_Problem to solve_
Restate the records below word for word, and omit the images they hold.

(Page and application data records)
________________
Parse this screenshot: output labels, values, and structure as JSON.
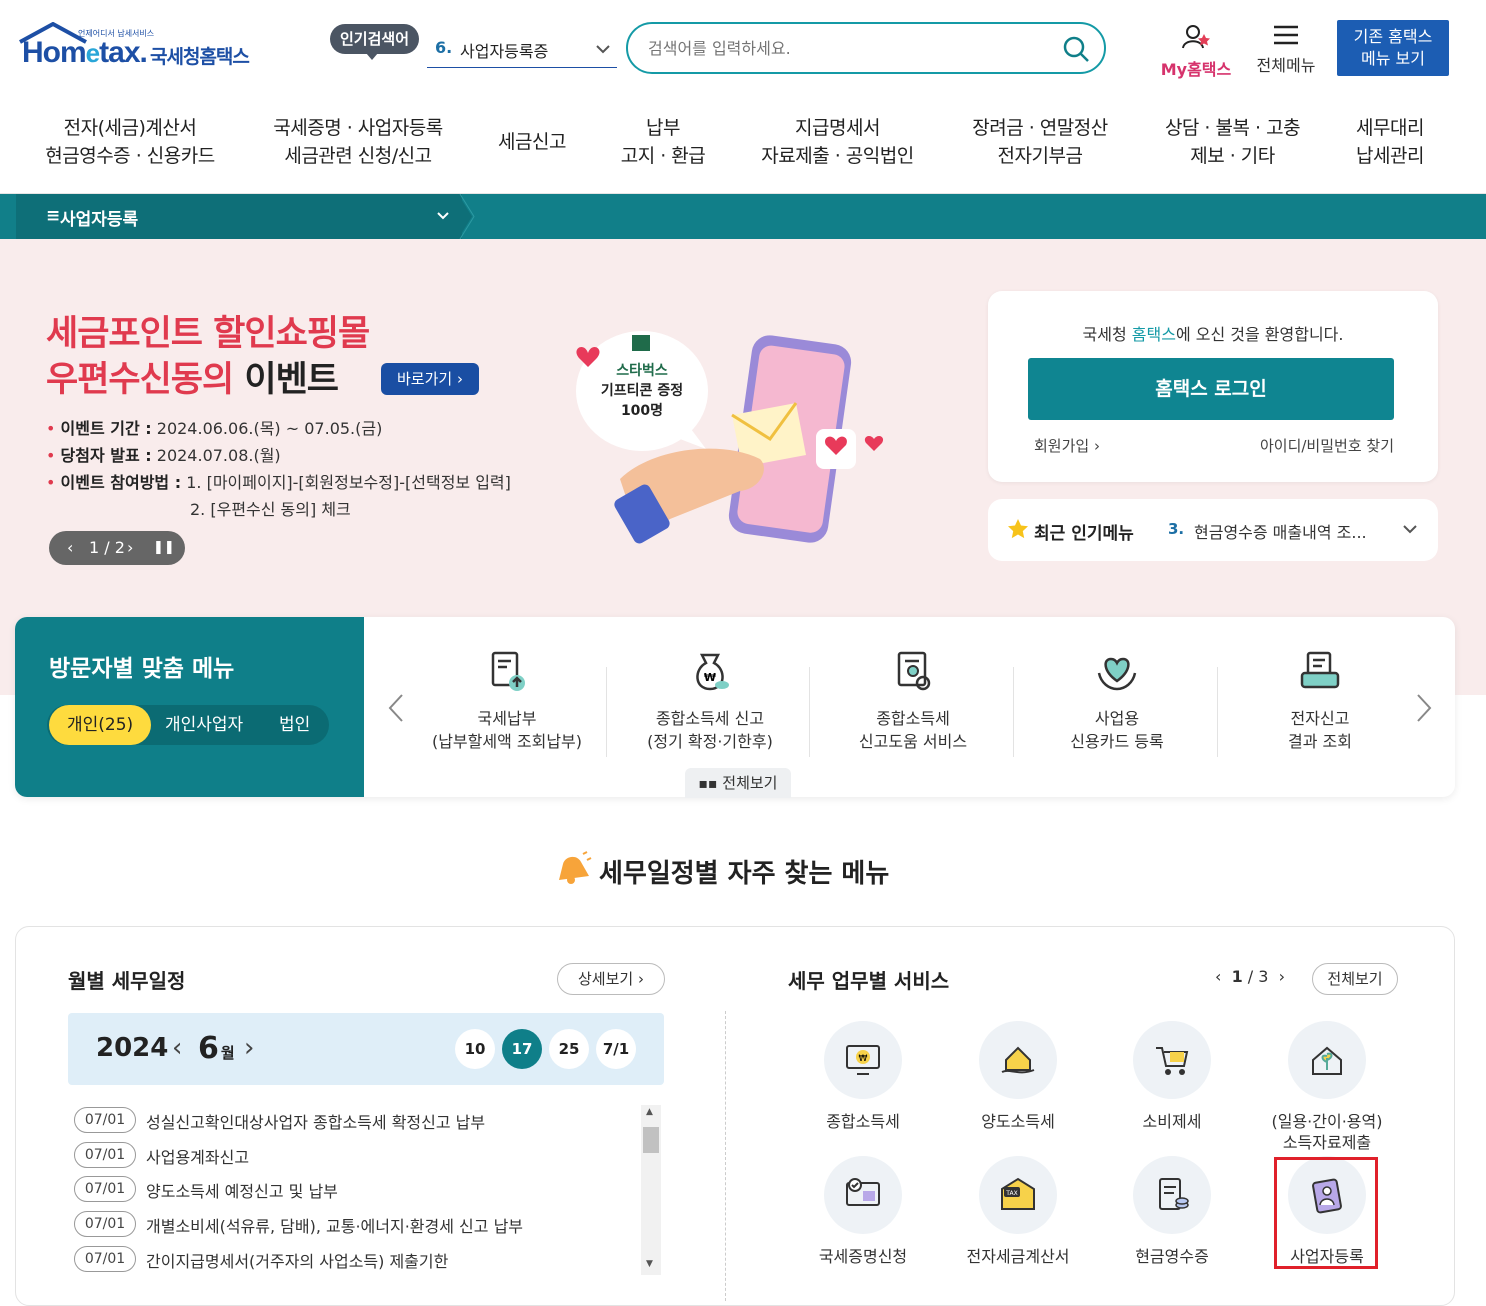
{
  "header": {
    "logo_text_a": "Hom",
    "logo_text_e": "e",
    "logo_text_b": "tax.",
    "logo_sub": "국세청홈택스",
    "logo_tag": "언제어디서 납세서비스",
    "popular_badge": "인기검색어",
    "popular_num": "6.",
    "popular_text": "사업자등록증",
    "search_placeholder": "검색어를 입력하세요.",
    "myhome_label": "My홈택스",
    "allmenu_label": "전체메뉴",
    "old_menu_line1": "기존 홈택스",
    "old_menu_line2": "메뉴 보기"
  },
  "gnb": [
    {
      "l1": "전자(세금)계산서",
      "l2": "현금영수증 · 신용카드"
    },
    {
      "l1": "국세증명 · 사업자등록",
      "l2": "세금관련 신청/신고"
    },
    {
      "l1": "세금신고",
      "l2": ""
    },
    {
      "l1": "납부",
      "l2": "고지 · 환급"
    },
    {
      "l1": "지급명세서",
      "l2": "자료제출 · 공익법인"
    },
    {
      "l1": "장려금 · 연말정산",
      "l2": "전자기부금"
    },
    {
      "l1": "상담 · 불복 · 고충",
      "l2": "제보 · 기타"
    },
    {
      "l1": "세무대리",
      "l2": "납세관리"
    }
  ],
  "breadcrumb": {
    "title": "사업자등록"
  },
  "event": {
    "title_line1": "세금포인트 할인쇼핑몰",
    "title_line2_red": "우편수신동의 ",
    "title_line2_black": "이벤트",
    "go_label": "바로가기",
    "period_label": "이벤트 기간 :",
    "period_value": "2024.06.06.(목) ~ 07.05.(금)",
    "announce_label": "당첨자 발표 :",
    "announce_value": "2024.07.08.(월)",
    "method_label": "이벤트 참여방법 :",
    "method_1": "1. [마이페이지]-[회원정보수정]-[선택정보 입력]",
    "method_2": "2. [우편수신 동의] 체크",
    "bubble_1": "스타벅스",
    "bubble_2": "기프티콘 증정",
    "bubble_3": "100명",
    "pager": "1 / 2"
  },
  "login": {
    "welcome_a": "국세청 ",
    "welcome_b": "홈택스",
    "welcome_c": "에 오신 것을 환영합니다.",
    "button": "홈택스 로그인",
    "join": "회원가입",
    "find": "아이디/비밀번호 찾기"
  },
  "popular_menu": {
    "label": "최근 인기메뉴",
    "num": "3.",
    "text": "현금영수증 매출내역 조..."
  },
  "visitor": {
    "heading": "방문자별 맞춤 메뉴",
    "tabs": [
      "개인(25)",
      "개인사업자",
      "법인"
    ],
    "items": [
      {
        "l1": "국세납부",
        "l2": "(납부할세액 조회납부)"
      },
      {
        "l1": "종합소득세 신고",
        "l2": "(정기 확정·기한후)"
      },
      {
        "l1": "종합소득세",
        "l2": "신고도움 서비스"
      },
      {
        "l1": "사업용",
        "l2": "신용카드 등록"
      },
      {
        "l1": "전자신고",
        "l2": "결과 조회"
      }
    ],
    "all_view": "전체보기"
  },
  "section_title": "세무일정별 자주 찾는 메뉴",
  "schedule": {
    "heading": "월별 세무일정",
    "detail": "상세보기",
    "year": "2024",
    "month": "6",
    "month_unit": "월",
    "days": [
      "10",
      "17",
      "25",
      "7/1"
    ],
    "selected_day": "17",
    "items": [
      {
        "date": "07/01",
        "text": "성실신고확인대상사업자 종합소득세 확정신고 납부"
      },
      {
        "date": "07/01",
        "text": "사업용계좌신고"
      },
      {
        "date": "07/01",
        "text": "양도소득세 예정신고 및 납부"
      },
      {
        "date": "07/01",
        "text": "개별소비세(석유류, 담배), 교통·에너지·환경세 신고 납부"
      },
      {
        "date": "07/01",
        "text": "간이지급명세서(거주자의 사업소득) 제출기한"
      }
    ]
  },
  "services": {
    "heading": "세무 업무별 서비스",
    "page_current": "1",
    "page_total": "3",
    "all_view": "전체보기",
    "items": [
      {
        "l1": "종합소득세",
        "l2": ""
      },
      {
        "l1": "양도소득세",
        "l2": ""
      },
      {
        "l1": "소비제세",
        "l2": ""
      },
      {
        "l1": "(일용·간이·용역)",
        "l2": "소득자료제출"
      },
      {
        "l1": "국세증명신청",
        "l2": ""
      },
      {
        "l1": "전자세금계산서",
        "l2": ""
      },
      {
        "l1": "현금영수증",
        "l2": ""
      },
      {
        "l1": "사업자등록",
        "l2": ""
      }
    ]
  },
  "colors": {
    "teal": "#0f7f89",
    "brand_blue": "#1d4fa5",
    "accent_red": "#e03a4e",
    "highlight_red": "#e0202a",
    "yellow": "#fedb3e"
  }
}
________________
_Your response_
Parse this screenshot: output labels, values, and structure as JSON.
{
  "header": {
    "logo_text_a": "Hom",
    "logo_text_e": "e",
    "logo_text_b": "tax.",
    "logo_sub": "국세청홈택스",
    "logo_tag": "언제어디서 납세서비스",
    "popular_badge": "인기검색어",
    "popular_num": "6.",
    "popular_text": "사업자등록증",
    "search_placeholder": "검색어를 입력하세요.",
    "myhome_label": "My홈택스",
    "allmenu_label": "전체메뉴",
    "old_menu_line1": "기존 홈택스",
    "old_menu_line2": "메뉴 보기"
  },
  "gnb": [
    {
      "l1": "전자(세금)계산서",
      "l2": "현금영수증 · 신용카드"
    },
    {
      "l1": "국세증명 · 사업자등록",
      "l2": "세금관련 신청/신고"
    },
    {
      "l1": "세금신고",
      "l2": ""
    },
    {
      "l1": "납부",
      "l2": "고지 · 환급"
    },
    {
      "l1": "지급명세서",
      "l2": "자료제출 · 공익법인"
    },
    {
      "l1": "장려금 · 연말정산",
      "l2": "전자기부금"
    },
    {
      "l1": "상담 · 불복 · 고충",
      "l2": "제보 · 기타"
    },
    {
      "l1": "세무대리",
      "l2": "납세관리"
    }
  ],
  "breadcrumb": {
    "title": "사업자등록"
  },
  "event": {
    "title_line1": "세금포인트 할인쇼핑몰",
    "title_line2_red": "우편수신동의 ",
    "title_line2_black": "이벤트",
    "go_label": "바로가기",
    "period_label": "이벤트 기간 :",
    "period_value": "2024.06.06.(목) ~ 07.05.(금)",
    "announce_label": "당첨자 발표 :",
    "announce_value": "2024.07.08.(월)",
    "method_label": "이벤트 참여방법 :",
    "method_1": "1. [마이페이지]-[회원정보수정]-[선택정보 입력]",
    "method_2": "2. [우편수신 동의] 체크",
    "bubble_1": "스타벅스",
    "bubble_2": "기프티콘 증정",
    "bubble_3": "100명",
    "pager": "1 / 2"
  },
  "login": {
    "welcome_a": "국세청 ",
    "welcome_b": "홈택스",
    "welcome_c": "에 오신 것을 환영합니다.",
    "button": "홈택스 로그인",
    "join": "회원가입",
    "find": "아이디/비밀번호 찾기"
  },
  "popular_menu": {
    "label": "최근 인기메뉴",
    "num": "3.",
    "text": "현금영수증 매출내역 조..."
  },
  "visitor": {
    "heading": "방문자별 맞춤 메뉴",
    "tabs": [
      "개인(25)",
      "개인사업자",
      "법인"
    ],
    "items": [
      {
        "l1": "국세납부",
        "l2": "(납부할세액 조회납부)"
      },
      {
        "l1": "종합소득세 신고",
        "l2": "(정기 확정·기한후)"
      },
      {
        "l1": "종합소득세",
        "l2": "신고도움 서비스"
      },
      {
        "l1": "사업용",
        "l2": "신용카드 등록"
      },
      {
        "l1": "전자신고",
        "l2": "결과 조회"
      }
    ],
    "all_view": "전체보기"
  },
  "section_title": "세무일정별 자주 찾는 메뉴",
  "schedule": {
    "heading": "월별 세무일정",
    "detail": "상세보기",
    "year": "2024",
    "month": "6",
    "month_unit": "월",
    "days": [
      "10",
      "17",
      "25",
      "7/1"
    ],
    "selected_day": "17",
    "items": [
      {
        "date": "07/01",
        "text": "성실신고확인대상사업자 종합소득세 확정신고 납부"
      },
      {
        "date": "07/01",
        "text": "사업용계좌신고"
      },
      {
        "date": "07/01",
        "text": "양도소득세 예정신고 및 납부"
      },
      {
        "date": "07/01",
        "text": "개별소비세(석유류, 담배), 교통·에너지·환경세 신고 납부"
      },
      {
        "date": "07/01",
        "text": "간이지급명세서(거주자의 사업소득) 제출기한"
      }
    ]
  },
  "services": {
    "heading": "세무 업무별 서비스",
    "page_current": "1",
    "page_total": "3",
    "all_view": "전체보기",
    "items": [
      {
        "l1": "종합소득세",
        "l2": ""
      },
      {
        "l1": "양도소득세",
        "l2": ""
      },
      {
        "l1": "소비제세",
        "l2": ""
      },
      {
        "l1": "(일용·간이·용역)",
        "l2": "소득자료제출"
      },
      {
        "l1": "국세증명신청",
        "l2": ""
      },
      {
        "l1": "전자세금계산서",
        "l2": ""
      },
      {
        "l1": "현금영수증",
        "l2": ""
      },
      {
        "l1": "사업자등록",
        "l2": ""
      }
    ]
  },
  "colors": {
    "teal": "#0f7f89",
    "brand_blue": "#1d4fa5",
    "accent_red": "#e03a4e",
    "highlight_red": "#e0202a",
    "yellow": "#fedb3e"
  }
}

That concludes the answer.